[REQUIREMENT]
Find the word "gänga" in the records below. List each line containing it.
++++ RECORD SET
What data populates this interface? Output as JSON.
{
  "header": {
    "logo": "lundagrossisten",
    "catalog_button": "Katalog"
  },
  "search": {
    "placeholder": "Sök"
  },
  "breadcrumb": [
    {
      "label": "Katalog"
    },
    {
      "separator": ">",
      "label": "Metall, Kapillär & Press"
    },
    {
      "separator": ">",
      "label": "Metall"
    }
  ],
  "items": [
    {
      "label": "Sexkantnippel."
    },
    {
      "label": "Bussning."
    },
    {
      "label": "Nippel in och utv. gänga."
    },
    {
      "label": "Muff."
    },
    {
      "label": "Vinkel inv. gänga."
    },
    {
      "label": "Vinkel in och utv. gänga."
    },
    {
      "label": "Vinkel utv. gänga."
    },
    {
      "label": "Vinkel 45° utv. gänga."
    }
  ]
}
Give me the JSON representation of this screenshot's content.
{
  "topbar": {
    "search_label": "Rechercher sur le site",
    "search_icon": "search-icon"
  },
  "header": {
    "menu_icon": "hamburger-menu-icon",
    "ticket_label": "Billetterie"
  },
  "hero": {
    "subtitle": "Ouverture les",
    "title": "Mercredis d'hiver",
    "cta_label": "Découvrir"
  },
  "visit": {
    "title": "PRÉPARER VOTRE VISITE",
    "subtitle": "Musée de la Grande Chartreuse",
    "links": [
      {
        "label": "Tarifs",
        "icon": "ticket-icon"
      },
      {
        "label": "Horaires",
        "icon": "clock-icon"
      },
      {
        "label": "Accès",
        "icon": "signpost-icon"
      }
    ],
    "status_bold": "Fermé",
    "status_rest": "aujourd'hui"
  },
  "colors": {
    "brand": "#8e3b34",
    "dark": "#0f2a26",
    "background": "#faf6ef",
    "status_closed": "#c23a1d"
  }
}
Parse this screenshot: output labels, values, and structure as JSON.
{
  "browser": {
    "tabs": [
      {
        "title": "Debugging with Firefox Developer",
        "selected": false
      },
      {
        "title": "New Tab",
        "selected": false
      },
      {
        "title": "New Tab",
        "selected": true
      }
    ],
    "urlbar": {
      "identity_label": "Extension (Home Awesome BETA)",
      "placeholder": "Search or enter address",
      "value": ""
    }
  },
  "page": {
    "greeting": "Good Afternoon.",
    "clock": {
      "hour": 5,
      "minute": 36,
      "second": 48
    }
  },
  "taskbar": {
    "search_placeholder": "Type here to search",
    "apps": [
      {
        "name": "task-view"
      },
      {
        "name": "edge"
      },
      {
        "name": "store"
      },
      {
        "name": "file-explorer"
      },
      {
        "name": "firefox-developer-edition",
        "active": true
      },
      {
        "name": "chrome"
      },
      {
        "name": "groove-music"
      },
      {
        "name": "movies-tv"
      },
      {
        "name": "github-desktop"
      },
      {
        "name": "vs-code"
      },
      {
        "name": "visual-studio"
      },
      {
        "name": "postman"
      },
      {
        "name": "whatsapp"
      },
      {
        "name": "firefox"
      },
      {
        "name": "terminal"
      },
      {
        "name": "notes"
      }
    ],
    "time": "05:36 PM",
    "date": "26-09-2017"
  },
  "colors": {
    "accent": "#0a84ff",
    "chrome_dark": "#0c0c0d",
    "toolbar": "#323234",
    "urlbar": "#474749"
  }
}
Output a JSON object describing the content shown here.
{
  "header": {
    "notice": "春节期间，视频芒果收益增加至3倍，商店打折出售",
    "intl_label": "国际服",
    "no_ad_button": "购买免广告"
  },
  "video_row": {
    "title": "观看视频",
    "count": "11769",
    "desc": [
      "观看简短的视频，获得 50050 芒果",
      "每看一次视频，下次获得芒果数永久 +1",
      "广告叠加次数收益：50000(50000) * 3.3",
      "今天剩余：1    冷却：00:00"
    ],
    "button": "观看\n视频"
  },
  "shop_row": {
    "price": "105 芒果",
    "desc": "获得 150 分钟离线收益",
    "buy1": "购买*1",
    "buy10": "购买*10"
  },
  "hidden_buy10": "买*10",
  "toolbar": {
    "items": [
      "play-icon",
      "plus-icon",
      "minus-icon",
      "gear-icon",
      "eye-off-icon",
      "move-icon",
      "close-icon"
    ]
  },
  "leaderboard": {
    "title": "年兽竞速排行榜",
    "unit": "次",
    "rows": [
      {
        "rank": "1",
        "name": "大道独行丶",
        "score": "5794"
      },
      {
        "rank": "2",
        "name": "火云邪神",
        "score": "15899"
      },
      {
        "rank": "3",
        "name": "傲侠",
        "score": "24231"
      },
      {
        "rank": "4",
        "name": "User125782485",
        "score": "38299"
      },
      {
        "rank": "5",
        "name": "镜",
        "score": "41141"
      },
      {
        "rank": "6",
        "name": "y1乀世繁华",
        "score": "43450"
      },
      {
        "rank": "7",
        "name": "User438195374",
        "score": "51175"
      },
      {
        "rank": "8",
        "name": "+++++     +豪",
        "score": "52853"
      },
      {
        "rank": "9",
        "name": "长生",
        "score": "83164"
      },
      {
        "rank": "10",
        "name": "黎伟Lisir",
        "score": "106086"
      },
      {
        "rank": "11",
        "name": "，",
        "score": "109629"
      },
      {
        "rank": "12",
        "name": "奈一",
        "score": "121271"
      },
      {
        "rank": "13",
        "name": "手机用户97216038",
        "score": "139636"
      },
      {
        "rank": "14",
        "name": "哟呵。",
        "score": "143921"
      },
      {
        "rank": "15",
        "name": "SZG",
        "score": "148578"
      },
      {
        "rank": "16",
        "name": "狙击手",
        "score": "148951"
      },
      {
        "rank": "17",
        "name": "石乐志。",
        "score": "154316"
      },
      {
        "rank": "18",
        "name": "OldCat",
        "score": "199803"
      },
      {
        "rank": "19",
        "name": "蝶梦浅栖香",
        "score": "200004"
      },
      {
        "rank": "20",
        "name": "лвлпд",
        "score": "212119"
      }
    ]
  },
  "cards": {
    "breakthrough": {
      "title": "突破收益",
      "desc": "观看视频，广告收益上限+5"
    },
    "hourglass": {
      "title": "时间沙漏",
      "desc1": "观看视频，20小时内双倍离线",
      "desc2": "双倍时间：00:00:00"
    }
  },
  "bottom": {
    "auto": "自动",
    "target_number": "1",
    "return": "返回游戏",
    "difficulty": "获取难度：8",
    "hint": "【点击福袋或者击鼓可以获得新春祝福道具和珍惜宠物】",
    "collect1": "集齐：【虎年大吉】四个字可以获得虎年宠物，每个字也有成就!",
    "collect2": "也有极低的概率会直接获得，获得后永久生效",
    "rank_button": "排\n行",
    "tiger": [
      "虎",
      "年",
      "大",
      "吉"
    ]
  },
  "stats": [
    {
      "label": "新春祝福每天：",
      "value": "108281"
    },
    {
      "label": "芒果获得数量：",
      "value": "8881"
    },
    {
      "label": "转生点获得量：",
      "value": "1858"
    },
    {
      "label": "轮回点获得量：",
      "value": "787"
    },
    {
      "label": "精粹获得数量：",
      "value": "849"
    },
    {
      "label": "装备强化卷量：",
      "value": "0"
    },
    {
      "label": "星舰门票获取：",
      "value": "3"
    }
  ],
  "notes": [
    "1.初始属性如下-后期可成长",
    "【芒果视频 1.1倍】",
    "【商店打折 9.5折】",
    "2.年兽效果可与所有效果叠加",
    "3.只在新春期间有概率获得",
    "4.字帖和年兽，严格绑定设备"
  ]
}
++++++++
[RESPONSE BOX]
      "label": "Nippel in och utv. gänga."
      "label": "Vinkel inv. gänga."
      "label": "Vinkel in och utv. gänga."
      "label": "Vinkel utv. gänga."
      "label": "Vinkel 45° utv. gänga."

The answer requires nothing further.